My Fashion “Two-sense”: Mahalia

Fashion forward: We say that for a reason right? But, I’m not really interested in whatever origin story that phrase has because this is my origin story — the origin story of my sense of fashion. While curled up on the couch in my pajamas, snuggled in a blanket with my laptop precariously placed in my lap, I thought about what it meant to be “fashion forward” and if I was even qualified to make any sort of determinative deduction in this manner. This spiral of thoughts led me deep down the rabbit hole of my past. I pulled out my phone and began a pictorial traversal of the dark depths of my childhood. It was this moment that made me decide on a definition for what “fashion forward” meant to me, but before I reveal my revelation, let’s look at fashion in reverse. 

Flashback to over a decade ago before Marque Magazine, before I started college, before Instagram, even before Obama’s presidency. I was as much a child as children come at the ripe old age of 4, and with that childishness came stubbornness. My mother couldn’t get me in a dress for the life of her and anytime she did it was straight to frown town for me. As if her expectations as a young mother with her only daughter couldn’t be crushed anymore, I also hated -no despised- the color pink. And worst of all my room had been painted that “hideous” hue. I refused to wear dresses, I refused to like pink, it’s a miracle that little ole me liked anything at that age. Because of that, my toddler experiences with fashion and self-expression accumulated to be a mess of tears, tantrums, trauma and drama. To this day I am terrified of letting other people brush my hair because it reminds me of the rough-tearing sound of my hair back when my mom used to brush it for me. 
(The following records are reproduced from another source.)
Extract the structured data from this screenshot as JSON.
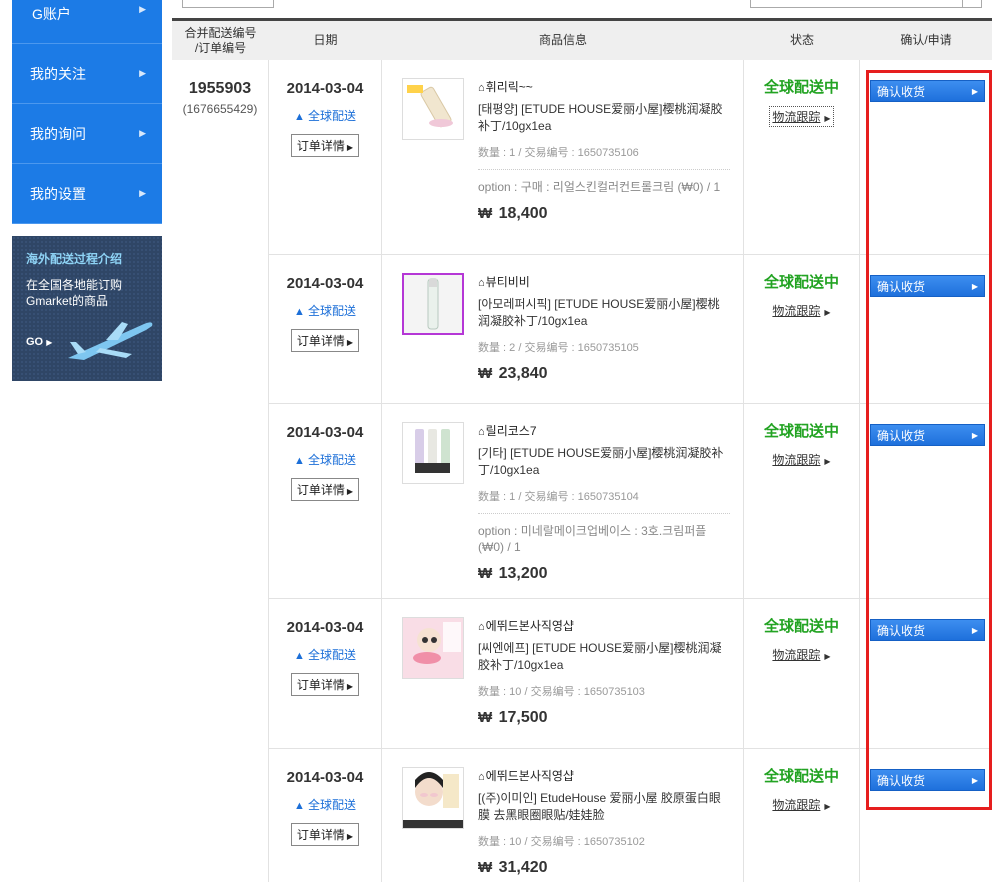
{
  "sidebar": {
    "items": [
      {
        "label": "G账户"
      },
      {
        "label": "我的关注"
      },
      {
        "label": "我的询问"
      },
      {
        "label": "我的设置"
      }
    ],
    "arrow_icon": "chevron-right-icon",
    "promo": {
      "title": "海外配送过程介绍",
      "line1": "在全国各地能订购",
      "line2": "Gmarket的商品",
      "go": "GO",
      "icon": "airplane-icon"
    }
  },
  "table": {
    "headers": {
      "order_no": "合并配送编号\n/订单编号",
      "date": "日期",
      "product": "商品信息",
      "status": "状态",
      "confirm": "确认/申请"
    },
    "order": {
      "combined_no": "1955903",
      "order_no": "(1676655429)"
    },
    "rows": [
      {
        "date": "2014-03-04",
        "shipping": "全球配送",
        "detail": "订单详情",
        "seller": "휘리릭~~",
        "product_name": "[태평양] [ETUDE HOUSE爱丽小屋]樱桃润凝胶补丁/10gx1ea",
        "meta": "数量 : 1 / 交易编号 : 1650735106",
        "option": "option : 구매 : 리얼스킨컬러컨트롤크림 (₩0) / 1",
        "price": "18,400",
        "status": "全球配送中",
        "track": "物流跟踪",
        "confirm": "确认收货"
      },
      {
        "date": "2014-03-04",
        "shipping": "全球配送",
        "detail": "订单详情",
        "seller": "뷰티비비",
        "product_name": "[아모레퍼시픽] [ETUDE HOUSE爱丽小屋]樱桃润凝胶补丁/10gx1ea",
        "meta": "数量 : 2 / 交易编号 : 1650735105",
        "option": "",
        "price": "23,840",
        "status": "全球配送中",
        "track": "物流跟踪",
        "confirm": "确认收货"
      },
      {
        "date": "2014-03-04",
        "shipping": "全球配送",
        "detail": "订单详情",
        "seller": "릴리코스7",
        "product_name": "[기타] [ETUDE HOUSE爱丽小屋]樱桃润凝胶补丁/10gx1ea",
        "meta": "数量 : 1 / 交易编号 : 1650735104",
        "option": "option : 미네랄메이크업베이스 : 3호.크림퍼플 (₩0) / 1",
        "price": "13,200",
        "status": "全球配送中",
        "track": "物流跟踪",
        "confirm": "确认收货"
      },
      {
        "date": "2014-03-04",
        "shipping": "全球配送",
        "detail": "订单详情",
        "seller": "에뛰드본사직영샵",
        "product_name": "[씨엔에프] [ETUDE HOUSE爱丽小屋]樱桃润凝胶补丁/10gx1ea",
        "meta": "数量 : 10 / 交易编号 : 1650735103",
        "option": "",
        "price": "17,500",
        "status": "全球配送中",
        "track": "物流跟踪",
        "confirm": "确认收货"
      },
      {
        "date": "2014-03-04",
        "shipping": "全球配送",
        "detail": "订单详情",
        "seller": "에뛰드본사직영샵",
        "product_name": "[(주)이미인] EtudeHouse 爱丽小屋 胶原蛋白眼膜 去黑眼圈眼贴/娃娃脸",
        "meta": "数量 : 10 / 交易编号 : 1650735102",
        "option": "",
        "price": "31,420",
        "status": "全球配送中",
        "track": "物流跟踪",
        "confirm": "确认收货"
      }
    ],
    "currency_symbol": "₩",
    "colors": {
      "status_green": "#22a322",
      "link_blue": "#1c6fd8",
      "button_blue": "#1e70dc",
      "highlight_red": "#e61e1e"
    }
  }
}
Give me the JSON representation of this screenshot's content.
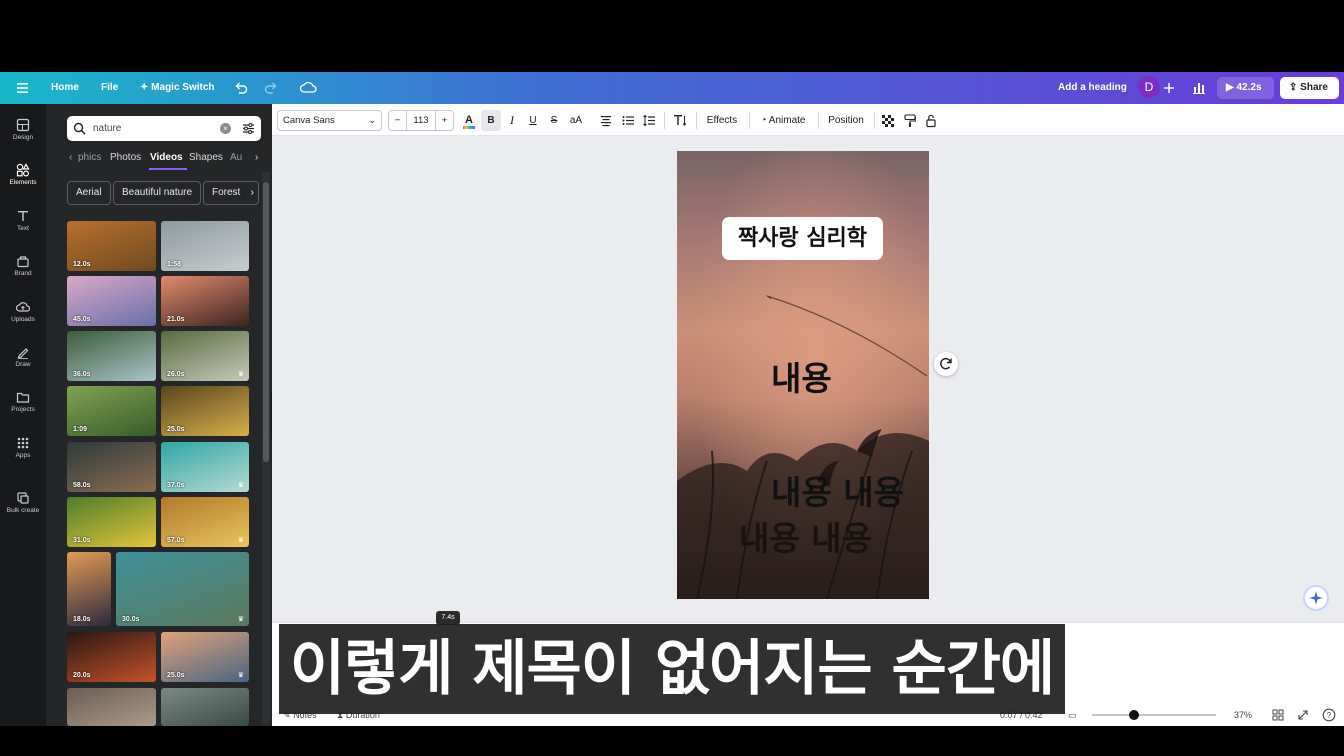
{
  "topbar": {
    "home": "Home",
    "file": "File",
    "magic_switch": "Magic Switch",
    "add_heading": "Add a heading",
    "avatar_initial": "D",
    "duration": "42.2s",
    "share": "Share"
  },
  "rail": {
    "items": [
      "Design",
      "Elements",
      "Text",
      "Brand",
      "Uploads",
      "Draw",
      "Projects",
      "Apps",
      "Bulk create"
    ]
  },
  "panel": {
    "search_value": "nature",
    "tabs": [
      "phics",
      "Photos",
      "Videos",
      "Shapes",
      "Au"
    ],
    "active_tab": "Videos",
    "chips": [
      "Aerial",
      "Beautiful nature",
      "Forest"
    ],
    "thumbnails": [
      {
        "duration": "12.0s",
        "colors": [
          "#b8702d",
          "#6f4a21"
        ],
        "crown": false
      },
      {
        "duration": "1:58",
        "colors": [
          "#8e9a9e",
          "#c7cdd0"
        ],
        "crown": false
      },
      {
        "duration": "45.0s",
        "colors": [
          "#d9a8c8",
          "#6b6fa8"
        ],
        "crown": false
      },
      {
        "duration": "21.0s",
        "colors": [
          "#e28b6f",
          "#3c241e"
        ],
        "crown": false
      },
      {
        "duration": "36.0s",
        "colors": [
          "#3d5c3a",
          "#a9c4c9"
        ],
        "crown": false
      },
      {
        "duration": "26.0s",
        "colors": [
          "#5a6b3f",
          "#c6c9b9"
        ],
        "crown": true
      },
      {
        "duration": "1:09",
        "colors": [
          "#7fa352",
          "#385c2a"
        ],
        "crown": false
      },
      {
        "duration": "25.0s",
        "colors": [
          "#5a4520",
          "#d6b04a"
        ],
        "crown": false
      },
      {
        "duration": "58.0s",
        "colors": [
          "#2e3a3c",
          "#8a6d4f"
        ],
        "crown": false
      },
      {
        "duration": "37.0s",
        "colors": [
          "#2ea7a5",
          "#b7d9d4"
        ],
        "crown": true
      },
      {
        "duration": "31.0s",
        "colors": [
          "#4e7d2c",
          "#e4c53a"
        ],
        "crown": false
      },
      {
        "duration": "57.0s",
        "colors": [
          "#b27a2a",
          "#e8c45e"
        ],
        "crown": true
      },
      {
        "duration": "18.0s",
        "colors": [
          "#e39a54",
          "#2d2b3e"
        ],
        "crown": false
      },
      {
        "duration": "30.0s",
        "colors": [
          "#3e8f9a",
          "#5c7a5e"
        ],
        "crown": true
      },
      {
        "duration": "20.0s",
        "colors": [
          "#2a1712",
          "#c5522b"
        ],
        "crown": false
      },
      {
        "duration": "25.0s",
        "colors": [
          "#e0a27a",
          "#4a6583"
        ],
        "crown": true
      },
      {
        "duration": "",
        "colors": [
          "#6d5d52",
          "#a99a8a"
        ],
        "crown": false
      },
      {
        "duration": "",
        "colors": [
          "#7c8a86",
          "#3a4a45"
        ],
        "crown": false
      }
    ]
  },
  "toolbar": {
    "font": "Canva Sans",
    "font_size": "113",
    "minus": "−",
    "plus": "+",
    "effects": "Effects",
    "animate": "Animate",
    "position": "Position"
  },
  "canvas": {
    "title": "짝사랑 심리학",
    "body1": "내용",
    "body2": "내용 내용",
    "body3": "내용 내용"
  },
  "timeline": {
    "tooltip": "7.4s",
    "notes": "Notes",
    "duration": "Duration",
    "time": "0:07 / 0:42",
    "zoom": "37%",
    "zoom_fraction": 0.37
  },
  "subtitle": "이렇게 제목이 없어지는 순간에"
}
Following the trend of not following the “traditional girl” model, I was totally a tomboy in my pre-teens. Partially because I had a twin brother and partially because my parents didn’t subscribe to the idea of gender roles and stereotypes, my interests until puberty consisted of video games, art, karate, more video games, trying sports (and failing), and of course academics (we do go to Johns Hopkins afterall). I like to call this my “ugly duckling” phase. Hitting puberty extra early, I soon began to tower over my peers to the point that my art teacher called me out for being a “hunch back” as I tried to hide my height. The only shirts that fit my long torso were Aeropostale V-necks or graphic tees from generic department retailers. Those, paired with men’s basketball shorts which were the only acceptable length shorts I could find that fit our ridiculous dress code, became my usual attire. At this point, fashion was fiction; all that I required of my clothes was that they fit the criteria for comfort and were within code. 

For Middle school the “emo” phase followed. Band t-shirts and skinny jeans galore, I looked like a standard-issued wannabe scene kid. But what “scene” did I belong to? Middle school felt more like a mid-life crisis as I was caught in the middle of several social spheres and didn’t know which clique I would click with. 

Finally fashion had found me by high school, though it was fleeting and faint. I had some sense of who I wanted to be, how I wanted to dress, but no means of obtaining these goals. Social pressure, body insecurity, and simple things like just not having my own money to spend held me back. Sure, I would buy the occasional token piece and wear it until it was completely worn out, but no style or cohesive theme stuck with me and my wardrobe.  It wasn’t until my Senior year, when the false sense of hierarchical high school social standing began to dissolve, that I grasped a firmer understanding of self and in turn, a firmer understanding of self-expression. 
Self expression. To me that is what fashion is. As an extension of our souls, our appearance is one of our only means of articulating our interior individuality. Materials help us materialize our personality or personas. Regardless of if someone thinks what you wear or want to wear is over the top, “not you”, too experimental, or inauthentic, it doesn’t matter. At the end of the day, what we like to wear is for our own sake, not theirs. That being said, if you ask me what fashion forward is, and expect an answer pertinent to a particular style or trend, I am sorry to disappoint. To me, fashion forward is literally as the name suggests. Moving fashion forward. Whether it be your personal sense of fashion, like my personal journey, or the global growth of garments and glamour, fashion is always moving forward because it is an ever-changing entity. Fashion is enigmatic.